About this exercise:
What is needed is an exact copy of the records below, without the pictures.

Supplied material:
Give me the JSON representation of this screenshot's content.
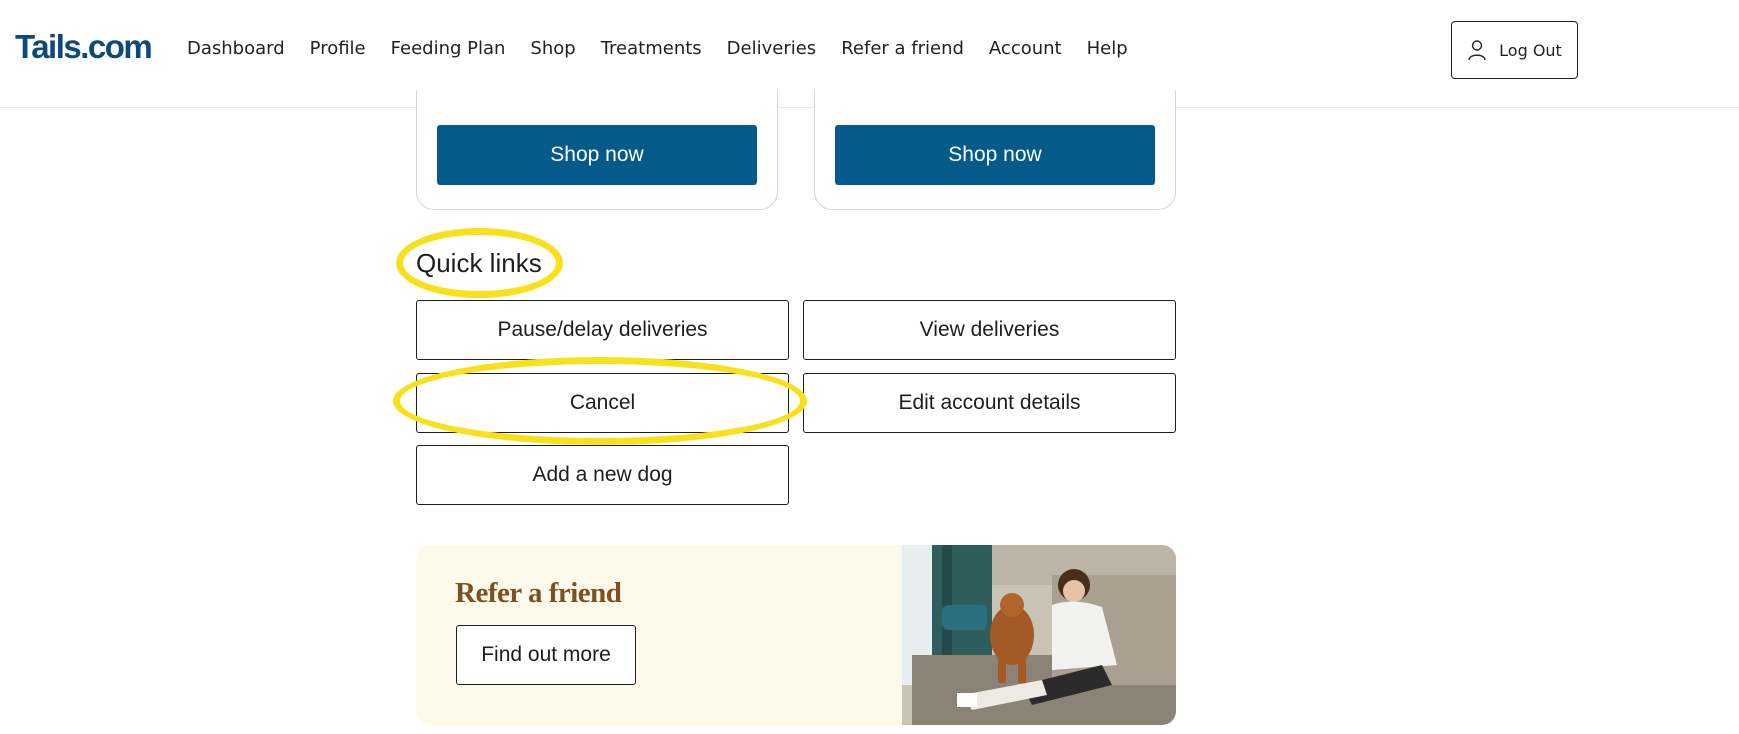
{
  "brand": {
    "logo_text": "Tails.com"
  },
  "nav": {
    "items": [
      "Dashboard",
      "Profile",
      "Feeding Plan",
      "Shop",
      "Treatments",
      "Deliveries",
      "Refer a friend",
      "Account",
      "Help"
    ]
  },
  "header": {
    "logout_label": "Log Out"
  },
  "shop_cards": [
    {
      "button_label": "Shop now"
    },
    {
      "button_label": "Shop now"
    }
  ],
  "quick_links": {
    "title": "Quick links",
    "buttons": [
      "Pause/delay deliveries",
      "View deliveries",
      "Cancel",
      "Edit account details",
      "Add a new dog"
    ]
  },
  "refer": {
    "title": "Refer a friend",
    "button_label": "Find out more"
  },
  "colors": {
    "brand_blue": "#055a8c",
    "highlight_yellow": "#f8e11a",
    "refer_bg": "#fdfaec",
    "refer_title": "#7d5021"
  }
}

Task output:
Give me the JSON representation of this screenshot's content.
{
  "brand": {
    "logo_text": "Tails.com"
  },
  "nav": {
    "items": [
      "Dashboard",
      "Profile",
      "Feeding Plan",
      "Shop",
      "Treatments",
      "Deliveries",
      "Refer a friend",
      "Account",
      "Help"
    ]
  },
  "header": {
    "logout_label": "Log Out"
  },
  "shop_cards": [
    {
      "button_label": "Shop now"
    },
    {
      "button_label": "Shop now"
    }
  ],
  "quick_links": {
    "title": "Quick links",
    "buttons": [
      "Pause/delay deliveries",
      "View deliveries",
      "Cancel",
      "Edit account details",
      "Add a new dog"
    ]
  },
  "refer": {
    "title": "Refer a friend",
    "button_label": "Find out more"
  },
  "colors": {
    "brand_blue": "#055a8c",
    "highlight_yellow": "#f8e11a",
    "refer_bg": "#fdfaec",
    "refer_title": "#7d5021"
  }
}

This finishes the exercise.